The storied investment bank didn’t have to die. But the Secretary of the Treasury decided to kill it, and had Ben Bernanke do the dirty work.
In especially strong language for an academic, Professor Ball takes issue with the established narrative that the Fed was powerless to lend to Lehman in its waning hours: “Fed officials have not been transparent about the Lehman crisis. Their explanations for their actions rest on flawed economic and legal reasoning and dubious factual claims….”

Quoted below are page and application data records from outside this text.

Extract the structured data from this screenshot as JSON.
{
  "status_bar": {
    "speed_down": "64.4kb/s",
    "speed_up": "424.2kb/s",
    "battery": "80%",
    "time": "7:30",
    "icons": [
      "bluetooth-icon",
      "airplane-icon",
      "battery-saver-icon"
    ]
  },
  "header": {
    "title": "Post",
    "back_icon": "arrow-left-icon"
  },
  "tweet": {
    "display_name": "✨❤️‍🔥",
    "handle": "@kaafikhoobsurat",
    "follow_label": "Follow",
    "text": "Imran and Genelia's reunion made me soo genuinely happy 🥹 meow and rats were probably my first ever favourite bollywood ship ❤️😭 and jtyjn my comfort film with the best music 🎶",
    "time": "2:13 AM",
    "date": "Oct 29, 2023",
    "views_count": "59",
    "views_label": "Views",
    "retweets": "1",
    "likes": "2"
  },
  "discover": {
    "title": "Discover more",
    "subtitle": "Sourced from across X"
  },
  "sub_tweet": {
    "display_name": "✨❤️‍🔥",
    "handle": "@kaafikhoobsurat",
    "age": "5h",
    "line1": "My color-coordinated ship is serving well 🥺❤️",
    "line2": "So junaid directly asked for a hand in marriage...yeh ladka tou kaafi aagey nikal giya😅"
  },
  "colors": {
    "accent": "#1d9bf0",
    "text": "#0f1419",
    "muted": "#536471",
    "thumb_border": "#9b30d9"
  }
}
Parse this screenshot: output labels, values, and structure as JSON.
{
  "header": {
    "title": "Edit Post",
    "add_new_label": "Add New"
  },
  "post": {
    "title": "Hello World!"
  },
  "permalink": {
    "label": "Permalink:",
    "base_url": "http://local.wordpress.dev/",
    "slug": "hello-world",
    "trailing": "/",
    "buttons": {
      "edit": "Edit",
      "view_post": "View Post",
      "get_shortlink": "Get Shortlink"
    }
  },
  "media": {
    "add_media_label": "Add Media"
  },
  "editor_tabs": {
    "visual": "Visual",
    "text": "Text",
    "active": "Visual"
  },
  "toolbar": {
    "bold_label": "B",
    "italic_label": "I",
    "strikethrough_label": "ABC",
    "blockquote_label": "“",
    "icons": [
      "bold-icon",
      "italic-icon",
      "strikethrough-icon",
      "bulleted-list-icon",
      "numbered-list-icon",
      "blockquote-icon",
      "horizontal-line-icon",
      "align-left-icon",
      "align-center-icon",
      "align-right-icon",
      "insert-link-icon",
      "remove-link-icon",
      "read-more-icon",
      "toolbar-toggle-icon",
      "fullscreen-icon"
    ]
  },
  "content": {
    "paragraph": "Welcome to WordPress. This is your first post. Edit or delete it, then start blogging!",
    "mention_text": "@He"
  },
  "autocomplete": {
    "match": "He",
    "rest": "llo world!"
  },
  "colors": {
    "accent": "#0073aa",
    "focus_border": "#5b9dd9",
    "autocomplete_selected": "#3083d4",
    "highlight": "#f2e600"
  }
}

One of the more intriguing questions Professor Ball tackles is why Mr. Paulson, rather than Mr. Bernanke, appears to have been the primary decision maker, when sole authority to lend to an institution in distress rests with the Fed. The answer, he suggests, is to be found more in psychology than data.
“By many accounts, Paulson was a highly assertive person who often told others what to do, and Bernanke was not,” Professor Ball writes. “Based on these traits, we would expect Paulson to take charge in a crisis.”